(2006) , EIA as it is practiced today, is being used as a decision aidingtool rather than decision making tool. There is growing dissent on theuse of EIA as its influence on development decisions is limited and thereis a view it is falling short of its full potential.There is a need for strongerfoundation of EIA practice through training for practitioners, guidanceon EIA practice and continuing research.
EIAs have often been criticized for having too narrow spatial andtemporal scope. At present no procedure has been specified fordetermining a system boundary for the assessment. The system boundaryrefers to ‘the spatial and temporal boundary of the proposal’s effects’.This boundary is determined by the applicant and the lead assessor, butin practice, almost all EIAs address the direct, on-site effects alone.
However, as well as direct effects, developments cause a multitude of indirect effects through consumption of goods and services, productionof building materials and machinery, additional land use for activities of various manufacturing and industrial services, mining of resources etc.The indirect effects of developments are often an order of magnitudehigher than the direct effects assessed by EIA. Large proposals such as airports or ship yards cause wide ranging nationalas well as international environmental effects, which should be taken into consideration during the decision-makingprocess.

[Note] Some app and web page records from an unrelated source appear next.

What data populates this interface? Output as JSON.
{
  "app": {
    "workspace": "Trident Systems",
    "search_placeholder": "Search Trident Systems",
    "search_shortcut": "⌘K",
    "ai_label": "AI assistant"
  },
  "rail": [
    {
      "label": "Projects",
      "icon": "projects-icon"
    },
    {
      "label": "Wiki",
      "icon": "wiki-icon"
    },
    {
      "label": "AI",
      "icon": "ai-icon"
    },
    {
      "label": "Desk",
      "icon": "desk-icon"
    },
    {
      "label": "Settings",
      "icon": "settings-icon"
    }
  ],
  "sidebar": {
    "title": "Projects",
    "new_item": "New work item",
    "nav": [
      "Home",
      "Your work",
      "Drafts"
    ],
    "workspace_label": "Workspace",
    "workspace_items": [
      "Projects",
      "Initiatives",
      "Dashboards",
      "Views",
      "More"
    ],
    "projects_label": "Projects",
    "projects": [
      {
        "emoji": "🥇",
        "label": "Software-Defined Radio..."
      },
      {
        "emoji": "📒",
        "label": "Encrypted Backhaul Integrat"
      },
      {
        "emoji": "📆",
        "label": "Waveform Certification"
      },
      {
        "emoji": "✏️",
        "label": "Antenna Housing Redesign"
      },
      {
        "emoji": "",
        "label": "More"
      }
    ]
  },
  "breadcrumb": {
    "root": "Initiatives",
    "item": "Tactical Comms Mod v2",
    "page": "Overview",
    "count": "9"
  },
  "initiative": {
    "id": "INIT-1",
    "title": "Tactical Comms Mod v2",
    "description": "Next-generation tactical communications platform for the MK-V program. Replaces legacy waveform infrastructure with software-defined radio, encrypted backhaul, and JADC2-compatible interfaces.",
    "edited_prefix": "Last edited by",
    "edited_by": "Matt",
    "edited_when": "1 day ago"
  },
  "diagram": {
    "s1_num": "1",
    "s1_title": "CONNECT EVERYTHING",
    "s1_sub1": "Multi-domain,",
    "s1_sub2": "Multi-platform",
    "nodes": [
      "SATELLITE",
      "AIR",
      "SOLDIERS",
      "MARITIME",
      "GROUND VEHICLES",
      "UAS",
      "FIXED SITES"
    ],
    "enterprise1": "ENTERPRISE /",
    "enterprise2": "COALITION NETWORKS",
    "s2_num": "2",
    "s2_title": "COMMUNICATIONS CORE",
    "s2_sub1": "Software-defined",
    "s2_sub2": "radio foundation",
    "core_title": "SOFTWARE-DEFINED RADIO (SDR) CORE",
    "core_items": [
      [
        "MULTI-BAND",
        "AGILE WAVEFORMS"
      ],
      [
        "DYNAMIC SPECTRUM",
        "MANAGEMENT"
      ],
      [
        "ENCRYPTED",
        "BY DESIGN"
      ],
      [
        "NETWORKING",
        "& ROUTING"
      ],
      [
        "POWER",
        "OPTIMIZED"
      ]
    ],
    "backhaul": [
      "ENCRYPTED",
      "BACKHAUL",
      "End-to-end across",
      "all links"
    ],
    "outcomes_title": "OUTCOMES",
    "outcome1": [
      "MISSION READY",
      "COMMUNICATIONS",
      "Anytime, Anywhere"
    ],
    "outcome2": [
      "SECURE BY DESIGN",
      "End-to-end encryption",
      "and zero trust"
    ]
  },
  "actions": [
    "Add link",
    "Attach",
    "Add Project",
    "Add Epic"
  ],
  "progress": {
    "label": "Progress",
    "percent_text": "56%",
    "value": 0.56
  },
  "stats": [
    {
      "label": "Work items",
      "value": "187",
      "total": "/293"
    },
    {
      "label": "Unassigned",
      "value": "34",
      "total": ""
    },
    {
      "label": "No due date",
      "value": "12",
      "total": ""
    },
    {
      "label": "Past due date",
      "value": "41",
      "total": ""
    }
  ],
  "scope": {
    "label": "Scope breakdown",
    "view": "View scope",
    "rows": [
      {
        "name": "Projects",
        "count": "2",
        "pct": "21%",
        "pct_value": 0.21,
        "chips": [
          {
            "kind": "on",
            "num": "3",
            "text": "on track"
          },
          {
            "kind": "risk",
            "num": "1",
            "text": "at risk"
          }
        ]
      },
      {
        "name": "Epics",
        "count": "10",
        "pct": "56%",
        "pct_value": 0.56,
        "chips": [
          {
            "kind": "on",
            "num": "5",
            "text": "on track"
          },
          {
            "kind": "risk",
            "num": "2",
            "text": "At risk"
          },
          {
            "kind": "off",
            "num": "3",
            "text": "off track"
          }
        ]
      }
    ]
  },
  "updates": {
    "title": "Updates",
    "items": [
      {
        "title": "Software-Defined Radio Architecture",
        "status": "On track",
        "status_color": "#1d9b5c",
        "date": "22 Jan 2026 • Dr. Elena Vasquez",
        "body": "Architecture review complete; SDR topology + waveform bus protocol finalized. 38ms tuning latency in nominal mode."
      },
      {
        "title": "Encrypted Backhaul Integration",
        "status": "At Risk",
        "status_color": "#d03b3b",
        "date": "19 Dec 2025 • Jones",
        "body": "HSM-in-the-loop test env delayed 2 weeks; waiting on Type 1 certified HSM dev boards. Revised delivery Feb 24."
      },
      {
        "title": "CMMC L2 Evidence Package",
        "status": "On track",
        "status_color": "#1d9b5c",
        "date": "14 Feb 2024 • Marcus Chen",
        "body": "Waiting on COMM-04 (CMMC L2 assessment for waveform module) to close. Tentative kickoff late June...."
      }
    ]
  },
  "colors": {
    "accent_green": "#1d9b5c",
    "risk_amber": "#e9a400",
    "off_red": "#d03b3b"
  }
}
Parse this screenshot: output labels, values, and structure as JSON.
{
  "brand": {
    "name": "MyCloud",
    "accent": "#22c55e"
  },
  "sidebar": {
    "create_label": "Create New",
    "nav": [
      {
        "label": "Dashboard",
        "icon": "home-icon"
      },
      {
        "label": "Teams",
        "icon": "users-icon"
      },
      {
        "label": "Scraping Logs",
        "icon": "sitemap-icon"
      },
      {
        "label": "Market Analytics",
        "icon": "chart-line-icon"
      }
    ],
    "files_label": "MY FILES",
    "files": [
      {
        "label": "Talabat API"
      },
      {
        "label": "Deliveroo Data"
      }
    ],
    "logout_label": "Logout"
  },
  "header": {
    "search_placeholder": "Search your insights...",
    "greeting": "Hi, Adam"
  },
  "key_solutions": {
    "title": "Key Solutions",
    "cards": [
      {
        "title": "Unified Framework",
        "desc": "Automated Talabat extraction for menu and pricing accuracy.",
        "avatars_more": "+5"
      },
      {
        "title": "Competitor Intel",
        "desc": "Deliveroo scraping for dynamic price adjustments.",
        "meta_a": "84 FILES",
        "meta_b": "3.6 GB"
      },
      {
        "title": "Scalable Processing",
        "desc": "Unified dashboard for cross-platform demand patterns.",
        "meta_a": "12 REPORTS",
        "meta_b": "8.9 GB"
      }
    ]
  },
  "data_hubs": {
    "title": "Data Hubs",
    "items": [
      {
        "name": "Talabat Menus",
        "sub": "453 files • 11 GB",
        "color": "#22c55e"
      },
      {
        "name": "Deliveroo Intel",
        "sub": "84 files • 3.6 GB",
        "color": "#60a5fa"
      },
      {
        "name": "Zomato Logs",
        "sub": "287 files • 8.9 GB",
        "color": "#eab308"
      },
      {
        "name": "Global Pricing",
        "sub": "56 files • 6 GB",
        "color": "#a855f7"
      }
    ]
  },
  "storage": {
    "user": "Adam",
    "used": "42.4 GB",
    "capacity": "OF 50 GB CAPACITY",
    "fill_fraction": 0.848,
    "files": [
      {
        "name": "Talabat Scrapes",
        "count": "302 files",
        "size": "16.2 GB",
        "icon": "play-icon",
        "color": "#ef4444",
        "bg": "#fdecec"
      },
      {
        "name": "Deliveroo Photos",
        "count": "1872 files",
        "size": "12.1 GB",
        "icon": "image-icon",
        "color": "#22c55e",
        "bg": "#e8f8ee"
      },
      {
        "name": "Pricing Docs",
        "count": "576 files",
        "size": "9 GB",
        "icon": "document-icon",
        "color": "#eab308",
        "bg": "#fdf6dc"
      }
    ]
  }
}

Broadening the scope of EIA can also benefit threatened species conservation. Instead of concentrating on the direct effectsof a proposed project on its local environment some EIAs used a landscape approach which focused on much broaderrelationships between the entire population of a species in question. As a result, an alternative that would cause leastamount of negative effects to the population of that species as a whole, rather than the local subpopulation, can beidentified and recommended by EIA.